When I discovered Unitarian Universalism, I found a church heavily involved in social action. Richard Marius and I lived in Knoxville and attended a UU church which housed the ACLU on Monday nights and the Knoxville Council of Christians and Jews on Tuesday nights, and so on through the week. After moving to Belmont I became involved in the Sanctuary Committee which sponsored a family from El Salvador, and the Coffeehouse which gives assistance to many good causes. But when I took the course “Writing Your Own Theology” I found I could not work out a definition that satisfied me. I needed the social action, and I had found an important community in the process, but for me, it did not seem spiritual.
It was, finally, a rafting trip through the Grand Canyon which helped me see nature as the locus of my spirituality. I had long been aware of the importance of place to me. I grew up in the Mississippi Delta, an alluvial plane of rich soil and big sky, with creeks winding through the fields. My first trip out of the South was to the Rocky Mountains, and the startling contrast between that vertical landscape and the flat land of home helped me to see and appreciate each more clearly. But nothing prepared me for the splendor of the Grand Canyon, seen from the level of the Colorado River. To be in a place of immense beauty, a mile down in the earth, surrounded by stone formed close to two billion years ago, a place which will continue while we come and go, is to be confronted dramatically, unavoidable, with the smallness of our human existence. I found this simultaneously exalting and humbling. I’ve returned every chance I’ve had, but I’ve realized that the reassurance of continuity, the sense of peace, I feel in that overwhelming place can be found in subtler form closer to home. Rowing on the Charles River early in the morning where I may see scores of herons or a pair of elegant swans. Or wondering through an old orchard on the side of a hill, the trees backlit by brilliant sun.

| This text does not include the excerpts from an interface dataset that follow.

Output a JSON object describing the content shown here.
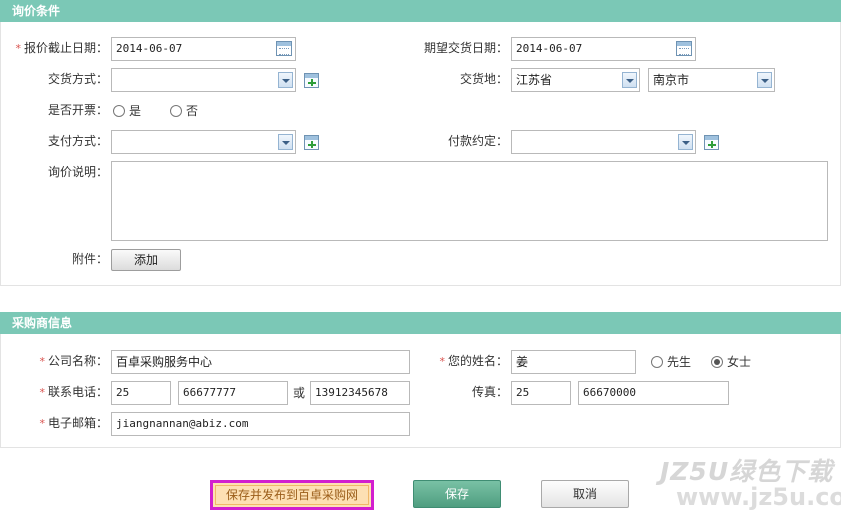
{
  "inquiry": {
    "section_title": "询价条件",
    "deadline": {
      "label": "报价截止日期：",
      "value": "2014-06-07"
    },
    "expected_date": {
      "label": "期望交货日期：",
      "value": "2014-06-07"
    },
    "delivery_method": {
      "label": "交货方式：",
      "value": ""
    },
    "delivery_place": {
      "label": "交货地：",
      "province": "江苏省",
      "city": "南京市"
    },
    "invoice": {
      "label": "是否开票：",
      "options": [
        "是",
        "否"
      ],
      "selected": ""
    },
    "payment_method": {
      "label": "支付方式：",
      "value": ""
    },
    "payment_terms": {
      "label": "付款约定：",
      "value": ""
    },
    "description": {
      "label": "询价说明：",
      "value": ""
    },
    "attachment": {
      "label": "附件：",
      "button": "添加"
    }
  },
  "buyer": {
    "section_title": "采购商信息",
    "company": {
      "label": "公司名称：",
      "value": "百卓采购服务中心"
    },
    "name": {
      "label": "您的姓名：",
      "value": "姜"
    },
    "gender": {
      "options": [
        "先生",
        "女士"
      ],
      "selected": "女士"
    },
    "phone": {
      "label": "联系电话：",
      "area": "25",
      "number": "66677777",
      "or": "或",
      "mobile": "13912345678"
    },
    "fax": {
      "label": "传真：",
      "area": "25",
      "number": "66670000"
    },
    "email": {
      "label": "电子邮箱：",
      "value": "jiangnannan@abiz.com"
    }
  },
  "actions": {
    "publish": "保存并发布到百卓采购网",
    "save": "保存",
    "cancel": "取消"
  },
  "watermark": {
    "text": "JZ5U绿色下载",
    "url": "www.jz5u.com"
  },
  "colors": {
    "header": "#7bc8b6",
    "required": "#d9534f",
    "highlight": "#d21fcf",
    "save": "#4f9e80"
  }
}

Or simply walking along the bike path near my home with a glorious sunset peeking through the trees. These have become for me resting places on my spiritual journey.